***** MATERIAL FOR THIS EXERCISE
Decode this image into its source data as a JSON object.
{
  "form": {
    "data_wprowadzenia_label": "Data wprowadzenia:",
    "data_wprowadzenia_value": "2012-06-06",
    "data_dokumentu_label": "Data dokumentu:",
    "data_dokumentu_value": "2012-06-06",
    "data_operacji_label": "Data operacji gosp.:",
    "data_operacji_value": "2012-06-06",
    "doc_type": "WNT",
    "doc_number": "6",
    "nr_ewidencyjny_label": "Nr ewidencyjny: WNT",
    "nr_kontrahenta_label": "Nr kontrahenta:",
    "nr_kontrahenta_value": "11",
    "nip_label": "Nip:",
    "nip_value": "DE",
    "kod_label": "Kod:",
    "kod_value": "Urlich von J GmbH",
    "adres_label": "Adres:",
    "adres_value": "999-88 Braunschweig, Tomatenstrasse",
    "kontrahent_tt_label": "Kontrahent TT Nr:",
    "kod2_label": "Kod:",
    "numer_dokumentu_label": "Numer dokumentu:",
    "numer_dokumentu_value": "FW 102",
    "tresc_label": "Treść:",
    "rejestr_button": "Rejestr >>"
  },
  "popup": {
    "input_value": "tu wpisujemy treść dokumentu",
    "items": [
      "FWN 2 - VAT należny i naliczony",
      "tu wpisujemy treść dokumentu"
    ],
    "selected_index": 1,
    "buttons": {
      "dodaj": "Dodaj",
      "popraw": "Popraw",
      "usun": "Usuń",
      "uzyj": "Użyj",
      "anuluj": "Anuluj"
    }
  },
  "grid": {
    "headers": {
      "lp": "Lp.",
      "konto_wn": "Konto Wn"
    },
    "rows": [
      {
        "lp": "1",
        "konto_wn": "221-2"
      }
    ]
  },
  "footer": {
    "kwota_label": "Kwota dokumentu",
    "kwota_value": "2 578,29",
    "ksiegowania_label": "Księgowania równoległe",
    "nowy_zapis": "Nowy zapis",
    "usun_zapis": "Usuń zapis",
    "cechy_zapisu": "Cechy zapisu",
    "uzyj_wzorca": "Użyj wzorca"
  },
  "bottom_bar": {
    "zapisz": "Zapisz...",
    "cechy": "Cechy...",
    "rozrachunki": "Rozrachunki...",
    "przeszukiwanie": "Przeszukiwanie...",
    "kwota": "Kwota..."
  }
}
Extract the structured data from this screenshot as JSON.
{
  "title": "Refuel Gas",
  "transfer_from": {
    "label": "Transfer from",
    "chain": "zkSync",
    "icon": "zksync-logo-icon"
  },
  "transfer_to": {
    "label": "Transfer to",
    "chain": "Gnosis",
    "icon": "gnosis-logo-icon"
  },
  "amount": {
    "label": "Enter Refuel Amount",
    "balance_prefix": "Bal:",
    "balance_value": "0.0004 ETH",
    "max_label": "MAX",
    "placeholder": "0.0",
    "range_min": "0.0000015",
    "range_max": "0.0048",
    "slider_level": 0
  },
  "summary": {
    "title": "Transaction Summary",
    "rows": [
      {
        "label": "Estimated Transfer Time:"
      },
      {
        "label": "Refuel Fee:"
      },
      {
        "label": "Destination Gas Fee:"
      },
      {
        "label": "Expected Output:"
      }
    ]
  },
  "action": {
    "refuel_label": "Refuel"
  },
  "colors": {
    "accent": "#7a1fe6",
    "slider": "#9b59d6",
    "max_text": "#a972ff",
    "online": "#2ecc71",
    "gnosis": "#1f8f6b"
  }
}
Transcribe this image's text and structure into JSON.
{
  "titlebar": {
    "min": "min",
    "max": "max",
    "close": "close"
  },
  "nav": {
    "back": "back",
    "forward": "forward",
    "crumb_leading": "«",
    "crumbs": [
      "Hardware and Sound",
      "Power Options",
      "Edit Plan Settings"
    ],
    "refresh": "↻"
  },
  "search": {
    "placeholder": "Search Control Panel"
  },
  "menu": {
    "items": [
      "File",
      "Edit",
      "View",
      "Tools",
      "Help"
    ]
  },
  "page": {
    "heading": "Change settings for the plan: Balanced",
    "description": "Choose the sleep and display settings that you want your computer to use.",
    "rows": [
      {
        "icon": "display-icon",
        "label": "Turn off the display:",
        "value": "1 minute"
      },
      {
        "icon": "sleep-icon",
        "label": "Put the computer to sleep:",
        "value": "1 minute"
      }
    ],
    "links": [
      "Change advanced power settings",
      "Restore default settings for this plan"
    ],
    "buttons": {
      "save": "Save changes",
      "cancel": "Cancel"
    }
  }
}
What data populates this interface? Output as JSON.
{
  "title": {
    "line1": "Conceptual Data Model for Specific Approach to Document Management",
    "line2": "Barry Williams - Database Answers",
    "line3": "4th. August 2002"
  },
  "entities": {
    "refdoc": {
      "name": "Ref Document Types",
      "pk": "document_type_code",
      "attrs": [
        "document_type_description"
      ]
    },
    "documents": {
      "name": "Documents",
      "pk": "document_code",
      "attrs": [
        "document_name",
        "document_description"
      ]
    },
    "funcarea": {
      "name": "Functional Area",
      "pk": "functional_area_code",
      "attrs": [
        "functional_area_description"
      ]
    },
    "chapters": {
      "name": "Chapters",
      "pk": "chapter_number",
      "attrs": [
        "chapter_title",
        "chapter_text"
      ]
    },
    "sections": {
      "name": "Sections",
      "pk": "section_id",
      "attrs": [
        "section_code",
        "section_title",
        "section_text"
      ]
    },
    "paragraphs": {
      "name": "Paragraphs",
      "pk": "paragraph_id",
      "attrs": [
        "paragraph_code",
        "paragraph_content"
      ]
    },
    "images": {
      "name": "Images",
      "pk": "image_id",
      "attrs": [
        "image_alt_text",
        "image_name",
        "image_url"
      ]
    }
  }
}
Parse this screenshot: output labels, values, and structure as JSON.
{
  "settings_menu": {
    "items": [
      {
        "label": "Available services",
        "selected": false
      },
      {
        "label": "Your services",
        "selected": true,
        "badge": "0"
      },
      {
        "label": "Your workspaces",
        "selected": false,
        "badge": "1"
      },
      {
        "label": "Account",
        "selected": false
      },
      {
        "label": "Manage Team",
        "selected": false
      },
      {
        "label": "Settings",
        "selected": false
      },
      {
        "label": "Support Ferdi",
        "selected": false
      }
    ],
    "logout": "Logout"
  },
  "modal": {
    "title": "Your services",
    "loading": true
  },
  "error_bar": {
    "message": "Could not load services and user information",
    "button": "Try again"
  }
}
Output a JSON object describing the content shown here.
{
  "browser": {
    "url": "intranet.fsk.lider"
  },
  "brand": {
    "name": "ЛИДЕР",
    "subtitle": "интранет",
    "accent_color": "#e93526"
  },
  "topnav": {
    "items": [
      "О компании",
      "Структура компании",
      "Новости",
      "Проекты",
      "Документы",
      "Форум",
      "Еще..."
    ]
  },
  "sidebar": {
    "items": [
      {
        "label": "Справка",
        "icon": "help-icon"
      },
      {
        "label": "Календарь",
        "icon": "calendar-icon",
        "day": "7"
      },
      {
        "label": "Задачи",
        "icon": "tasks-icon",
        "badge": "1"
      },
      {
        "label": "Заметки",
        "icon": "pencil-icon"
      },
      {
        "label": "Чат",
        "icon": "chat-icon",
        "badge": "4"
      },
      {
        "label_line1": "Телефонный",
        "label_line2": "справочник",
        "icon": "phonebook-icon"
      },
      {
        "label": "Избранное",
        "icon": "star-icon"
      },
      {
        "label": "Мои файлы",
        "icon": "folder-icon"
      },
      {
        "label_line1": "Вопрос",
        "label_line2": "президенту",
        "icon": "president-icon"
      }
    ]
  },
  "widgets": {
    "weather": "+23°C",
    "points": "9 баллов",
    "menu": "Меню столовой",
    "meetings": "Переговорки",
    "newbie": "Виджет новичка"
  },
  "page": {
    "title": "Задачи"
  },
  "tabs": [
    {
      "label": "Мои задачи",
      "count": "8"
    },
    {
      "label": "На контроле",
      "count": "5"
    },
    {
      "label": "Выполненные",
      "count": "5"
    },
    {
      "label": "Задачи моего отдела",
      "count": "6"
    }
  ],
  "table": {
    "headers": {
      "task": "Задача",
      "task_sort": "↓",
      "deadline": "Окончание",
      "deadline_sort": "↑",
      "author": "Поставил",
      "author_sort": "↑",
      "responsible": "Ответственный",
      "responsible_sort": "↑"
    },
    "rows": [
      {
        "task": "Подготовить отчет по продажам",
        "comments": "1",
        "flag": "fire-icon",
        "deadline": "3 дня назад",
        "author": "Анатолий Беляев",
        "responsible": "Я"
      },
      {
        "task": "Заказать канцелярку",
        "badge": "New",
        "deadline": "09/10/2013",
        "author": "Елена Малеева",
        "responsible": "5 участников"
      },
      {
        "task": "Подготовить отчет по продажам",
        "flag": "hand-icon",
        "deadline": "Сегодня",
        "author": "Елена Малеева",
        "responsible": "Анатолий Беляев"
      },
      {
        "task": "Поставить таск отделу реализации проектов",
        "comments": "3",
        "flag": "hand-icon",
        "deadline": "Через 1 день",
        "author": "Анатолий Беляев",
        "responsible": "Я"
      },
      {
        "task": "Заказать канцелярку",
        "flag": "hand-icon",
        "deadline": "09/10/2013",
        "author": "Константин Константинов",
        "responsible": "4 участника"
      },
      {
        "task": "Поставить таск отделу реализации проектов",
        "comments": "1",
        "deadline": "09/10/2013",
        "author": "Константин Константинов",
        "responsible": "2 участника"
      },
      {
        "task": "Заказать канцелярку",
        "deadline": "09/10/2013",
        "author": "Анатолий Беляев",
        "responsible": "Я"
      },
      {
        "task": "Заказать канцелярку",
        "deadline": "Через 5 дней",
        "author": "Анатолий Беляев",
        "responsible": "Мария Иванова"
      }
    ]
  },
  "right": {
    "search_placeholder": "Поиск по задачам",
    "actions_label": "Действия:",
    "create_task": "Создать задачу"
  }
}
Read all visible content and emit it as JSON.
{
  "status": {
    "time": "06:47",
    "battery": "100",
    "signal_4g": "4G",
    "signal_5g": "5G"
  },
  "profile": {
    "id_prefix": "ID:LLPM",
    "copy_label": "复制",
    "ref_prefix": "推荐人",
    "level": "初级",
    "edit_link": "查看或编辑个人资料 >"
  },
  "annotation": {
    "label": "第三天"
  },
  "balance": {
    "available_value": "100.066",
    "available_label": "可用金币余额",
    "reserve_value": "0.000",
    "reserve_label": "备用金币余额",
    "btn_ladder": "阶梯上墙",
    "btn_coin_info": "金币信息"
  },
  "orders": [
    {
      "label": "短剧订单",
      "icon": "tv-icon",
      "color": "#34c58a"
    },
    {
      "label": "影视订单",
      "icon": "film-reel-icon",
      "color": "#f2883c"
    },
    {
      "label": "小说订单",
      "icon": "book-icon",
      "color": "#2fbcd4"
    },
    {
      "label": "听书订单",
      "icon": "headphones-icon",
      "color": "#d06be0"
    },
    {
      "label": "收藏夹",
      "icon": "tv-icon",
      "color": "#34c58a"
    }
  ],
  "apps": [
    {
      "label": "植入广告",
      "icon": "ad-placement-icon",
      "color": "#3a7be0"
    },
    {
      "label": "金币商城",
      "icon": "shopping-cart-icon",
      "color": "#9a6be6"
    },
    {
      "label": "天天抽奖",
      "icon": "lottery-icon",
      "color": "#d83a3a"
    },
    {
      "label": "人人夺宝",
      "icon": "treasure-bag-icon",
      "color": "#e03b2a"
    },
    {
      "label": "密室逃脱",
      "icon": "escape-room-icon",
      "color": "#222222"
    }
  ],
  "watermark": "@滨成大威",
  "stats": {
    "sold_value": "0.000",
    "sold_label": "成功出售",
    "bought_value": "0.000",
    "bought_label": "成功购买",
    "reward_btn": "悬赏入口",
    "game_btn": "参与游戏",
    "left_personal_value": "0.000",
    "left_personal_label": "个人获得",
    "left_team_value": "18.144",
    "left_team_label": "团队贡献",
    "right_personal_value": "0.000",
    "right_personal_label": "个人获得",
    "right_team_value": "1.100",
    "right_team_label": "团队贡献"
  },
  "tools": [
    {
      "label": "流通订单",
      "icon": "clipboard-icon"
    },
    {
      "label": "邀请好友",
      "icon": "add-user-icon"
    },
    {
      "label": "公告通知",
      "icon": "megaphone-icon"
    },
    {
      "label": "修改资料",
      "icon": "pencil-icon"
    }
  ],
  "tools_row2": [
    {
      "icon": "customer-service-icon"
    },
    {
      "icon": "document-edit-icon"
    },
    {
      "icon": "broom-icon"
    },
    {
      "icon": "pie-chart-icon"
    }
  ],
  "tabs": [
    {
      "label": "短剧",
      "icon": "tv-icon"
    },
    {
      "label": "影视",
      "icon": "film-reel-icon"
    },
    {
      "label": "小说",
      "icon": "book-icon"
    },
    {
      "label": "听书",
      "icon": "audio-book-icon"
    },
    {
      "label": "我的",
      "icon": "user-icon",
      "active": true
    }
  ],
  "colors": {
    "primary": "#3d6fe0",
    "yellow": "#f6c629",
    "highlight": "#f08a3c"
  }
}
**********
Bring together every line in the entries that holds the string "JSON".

- **TASK OUTPUT**
Decode this image into its source data as a JSON object.
Extract the structured data from this screenshot as JSON.
Transcribe this image's text and structure into JSON.
What data populates this interface? Output as JSON.
Parse this screenshot: output labels, values, and structure as JSON.
Output a JSON object describing the content shown here.
Read all visible content and emit it as JSON.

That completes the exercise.